The Musée Dupuytren is a museum of anatomical items illustrating diseases and malformations. It is located at 15, rue de l'Ecole de Médecine, Les Cordeliers, Paris, France, and open weekdays except holidays and university vacations. The closest métro stations are Cluny – La Sorbonne and Odéon.
The museum was established in 1835 by Mathieu Orfila as the Museum of Pathological Anatomy of the Medicine Faculty of the University of Paris, with the bequest of Baron Guillaume Dupuytren, anatomist and celebrated professor of surgery. The museum was installed in the old refectory of the Cordeliers Convent, gathering collections from throughout the faculty.

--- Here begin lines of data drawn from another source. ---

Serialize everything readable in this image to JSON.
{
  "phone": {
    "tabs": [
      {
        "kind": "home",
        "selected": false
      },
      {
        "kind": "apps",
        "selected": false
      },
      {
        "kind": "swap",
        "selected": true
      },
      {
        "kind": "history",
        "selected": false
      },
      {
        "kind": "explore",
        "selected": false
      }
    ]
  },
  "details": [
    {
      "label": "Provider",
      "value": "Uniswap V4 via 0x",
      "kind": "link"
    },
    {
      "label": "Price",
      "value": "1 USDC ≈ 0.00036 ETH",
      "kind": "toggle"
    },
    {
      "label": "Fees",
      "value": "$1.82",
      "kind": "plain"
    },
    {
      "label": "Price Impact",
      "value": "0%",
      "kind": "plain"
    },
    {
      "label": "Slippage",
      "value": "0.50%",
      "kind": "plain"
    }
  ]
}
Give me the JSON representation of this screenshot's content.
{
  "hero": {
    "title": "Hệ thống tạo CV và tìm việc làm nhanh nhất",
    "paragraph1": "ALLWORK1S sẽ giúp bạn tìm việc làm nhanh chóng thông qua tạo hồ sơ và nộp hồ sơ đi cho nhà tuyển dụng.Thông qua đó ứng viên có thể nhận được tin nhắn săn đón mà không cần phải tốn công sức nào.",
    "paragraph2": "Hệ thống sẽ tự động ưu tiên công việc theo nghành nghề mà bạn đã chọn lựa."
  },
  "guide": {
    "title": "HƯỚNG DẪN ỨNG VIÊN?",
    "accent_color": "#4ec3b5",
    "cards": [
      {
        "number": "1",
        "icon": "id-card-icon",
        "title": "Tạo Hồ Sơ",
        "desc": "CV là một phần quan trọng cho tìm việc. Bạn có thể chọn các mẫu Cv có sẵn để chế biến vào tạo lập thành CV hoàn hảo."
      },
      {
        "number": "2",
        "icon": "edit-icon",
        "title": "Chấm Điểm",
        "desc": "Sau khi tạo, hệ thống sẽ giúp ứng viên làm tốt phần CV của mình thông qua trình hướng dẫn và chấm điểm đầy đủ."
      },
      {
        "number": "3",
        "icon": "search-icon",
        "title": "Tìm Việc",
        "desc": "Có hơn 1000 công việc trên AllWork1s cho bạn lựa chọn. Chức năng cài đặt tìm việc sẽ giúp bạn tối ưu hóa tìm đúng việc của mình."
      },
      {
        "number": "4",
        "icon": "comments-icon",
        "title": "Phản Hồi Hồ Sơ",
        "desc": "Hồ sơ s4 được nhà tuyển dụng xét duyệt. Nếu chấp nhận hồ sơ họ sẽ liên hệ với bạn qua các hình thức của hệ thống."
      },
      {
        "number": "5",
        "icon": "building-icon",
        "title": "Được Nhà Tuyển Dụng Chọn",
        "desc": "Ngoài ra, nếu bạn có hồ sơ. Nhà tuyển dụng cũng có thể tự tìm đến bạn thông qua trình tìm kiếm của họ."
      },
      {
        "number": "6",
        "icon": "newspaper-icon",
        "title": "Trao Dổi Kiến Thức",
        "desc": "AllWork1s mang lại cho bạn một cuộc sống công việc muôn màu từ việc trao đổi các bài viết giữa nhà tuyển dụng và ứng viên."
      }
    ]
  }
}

Its first catalog was compiled between 1836 and 1842, and listed about a thousand specimens. By the late 1870s the museum contained over six thousand pieces.
The museum began a slow decline starting in the late 19th century, despite continued acquisition of new collections, and its upkeep became problematic. In 1937 Gustave Roussy ordered the museum shut, with many items subsequently lost or destroyed. However in 1967 Jacques Delarue (1901–1971) brought the museum back to life with a general refurbishment. Today it still retains a superb collection, including specimens dating from the 17th century, as well as wax anatomical models, books, and photographs.
Among many other notable items, the museum contains brains of aphasic patients, preserved in alcohol by the celebrated anatomist Paul Pierre Broca, and used in his research in the localization of brain functions.